I want to try a monochrome under drawing for colored pencil. What colors can I use?
The short answer is that you can use any color you want. That’s one of the great things about being an artist.
But you need to be careful in choosing, because the color you use will effect the look of the final drawing. Believe it or not, it is possible to ruin a drawing in the under drawing phase. I know; I’ve done it.
Tips For Using a Monochrome Under Drawing
Two guidelines you should pay special attention to are
- don’t use very light colors
- don’t use very dark colors
Why You Shouldn’t Use Light Colors
I chose colors opposite the color wheel from a deep chestnut for this under drawing. Apple Green for the horse and Grass Green for the tack. I soon learned they were too light to make an impact on the final drawing.
So be wary of using lighter colors. They simply may not be bold enough to make much difference to the finished drawing.
Why You Shouldn’t Use Dark Colors
You can get away with dark colors more easily than light colors, but you also run the risk of getting the under drawing so dark, color glazes will be ineffective. If you are able to apply color with very light pressure–whisper soft pressure–then colors like Indigo Blue, Dark Brown, Dark Green and other dark colors can produce excellent under drawings.
But if you’re a bit heavy-handed or just aren’t confident in your ability to produce light pressure, you’re better off steering clear of dark colors.
Watch Your Complements
Complementary under drawings are great for drawing almost anything. For primary, secondary, and even tertiary colors, finding the complement is easy. Mark the local color on the wheel. The complementary color is on the opposite side of the color wheel. That’s the color for your under drawing.
When you’re drawing something like a horse, though, finding an exact complementary color is more difficult. There are so many shades of chestnut, how do you know the best color for a complementary under drawing?
I first determine whether the chestnut tends more toward orange or brown. If I’m drawing a bright chestnut, I’ll use some shade of medium blue (the complement to orange). If the chestnut is darker and more brown, a medium range green or blue-green might work better.
Any number of colors would work equally well. If you’re not sure which color to use, do a few samples on scrap paper. The time you spend on this exercise will be well spent; especially if you make a guess and get it wrong enough to have to do the drawing over again.
The complement to green is red. That’s easy enough, but what about all those variations in greens? Light, dark, medium; yellow green, blue green. Olive green. Decisions, decisions, decisions!
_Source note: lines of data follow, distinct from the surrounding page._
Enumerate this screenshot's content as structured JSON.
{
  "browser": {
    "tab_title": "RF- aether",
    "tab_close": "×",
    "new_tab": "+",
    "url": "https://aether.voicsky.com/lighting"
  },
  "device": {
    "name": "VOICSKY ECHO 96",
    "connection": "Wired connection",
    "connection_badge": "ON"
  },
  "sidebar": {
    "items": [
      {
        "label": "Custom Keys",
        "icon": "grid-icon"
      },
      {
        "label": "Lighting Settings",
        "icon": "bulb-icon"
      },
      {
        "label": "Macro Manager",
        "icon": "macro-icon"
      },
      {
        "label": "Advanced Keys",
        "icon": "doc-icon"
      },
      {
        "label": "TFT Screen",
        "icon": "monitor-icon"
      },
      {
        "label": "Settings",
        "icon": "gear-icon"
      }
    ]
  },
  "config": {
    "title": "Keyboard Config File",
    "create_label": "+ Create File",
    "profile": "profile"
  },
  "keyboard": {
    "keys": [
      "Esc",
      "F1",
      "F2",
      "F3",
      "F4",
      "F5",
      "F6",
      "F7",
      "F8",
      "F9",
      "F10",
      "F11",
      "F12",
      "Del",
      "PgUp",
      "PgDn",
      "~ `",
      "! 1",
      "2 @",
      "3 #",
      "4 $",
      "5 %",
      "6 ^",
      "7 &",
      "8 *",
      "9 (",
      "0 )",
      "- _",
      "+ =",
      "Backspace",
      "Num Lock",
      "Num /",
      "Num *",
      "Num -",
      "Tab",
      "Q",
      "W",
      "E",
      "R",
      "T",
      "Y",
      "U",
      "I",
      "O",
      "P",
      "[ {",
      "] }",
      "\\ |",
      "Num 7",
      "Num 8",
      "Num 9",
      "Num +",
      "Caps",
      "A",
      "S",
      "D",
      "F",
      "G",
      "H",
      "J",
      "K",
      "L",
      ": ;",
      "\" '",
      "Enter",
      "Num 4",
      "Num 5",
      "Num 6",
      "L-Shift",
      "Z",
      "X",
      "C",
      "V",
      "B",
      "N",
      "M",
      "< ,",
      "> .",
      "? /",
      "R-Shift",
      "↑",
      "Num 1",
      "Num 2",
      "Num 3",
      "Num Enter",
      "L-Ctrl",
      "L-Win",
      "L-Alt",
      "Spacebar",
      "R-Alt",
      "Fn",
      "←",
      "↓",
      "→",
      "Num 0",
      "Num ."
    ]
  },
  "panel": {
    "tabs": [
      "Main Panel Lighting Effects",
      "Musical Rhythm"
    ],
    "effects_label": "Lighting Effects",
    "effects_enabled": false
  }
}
The method I described for a chestnut horse works just as well for a landscape. Take a close look at each of the greens. If it’s a yellow green, then you’ll want a bluish red for the complement. If it’s a blue green, then look to the red-orange section of the color wheel.
The under drawing above began with reds and finished up with earth tones. You can see how the colors I used in the complementary under drawing reflect the different greens in the finished drawing. To see how it turned out, check out How to Draw a Complementary Underpainting for your Green Landscape on EmptyEasel.
My favorite color for under drawing is light umber. For drawings with a wide range of values, such as this mare and foal, I use dark umber for the dark areas and light umber everywhere else. To see how the drawing progressed, read the mini clinic, How to Draw a Mare and Foal in Colored Pencil.
Other earth tones also work very well for under drawings. Burnt sienna is ideal for landscape greens. When you layer the greens over a burnt sienna under drawing, the colors mix visually to tone down the greens, producing more natural looking color.
This landscape was the demonstration piece for my first ever article on EmptyEasel.com, How to Create a Colored Pencil Landscape Underpainting.
As I stated at the beginning, you can use pretty much any color you want to draw a monochromatic under drawing. Some colors will hinder you more than help you, though, so take time to experiment before you start the drawing. You’ll be glad you did.
If you have a question, leave a comment below.
Do you want to learn how to draw with colored pencils? Check out my online colored pencil courses today.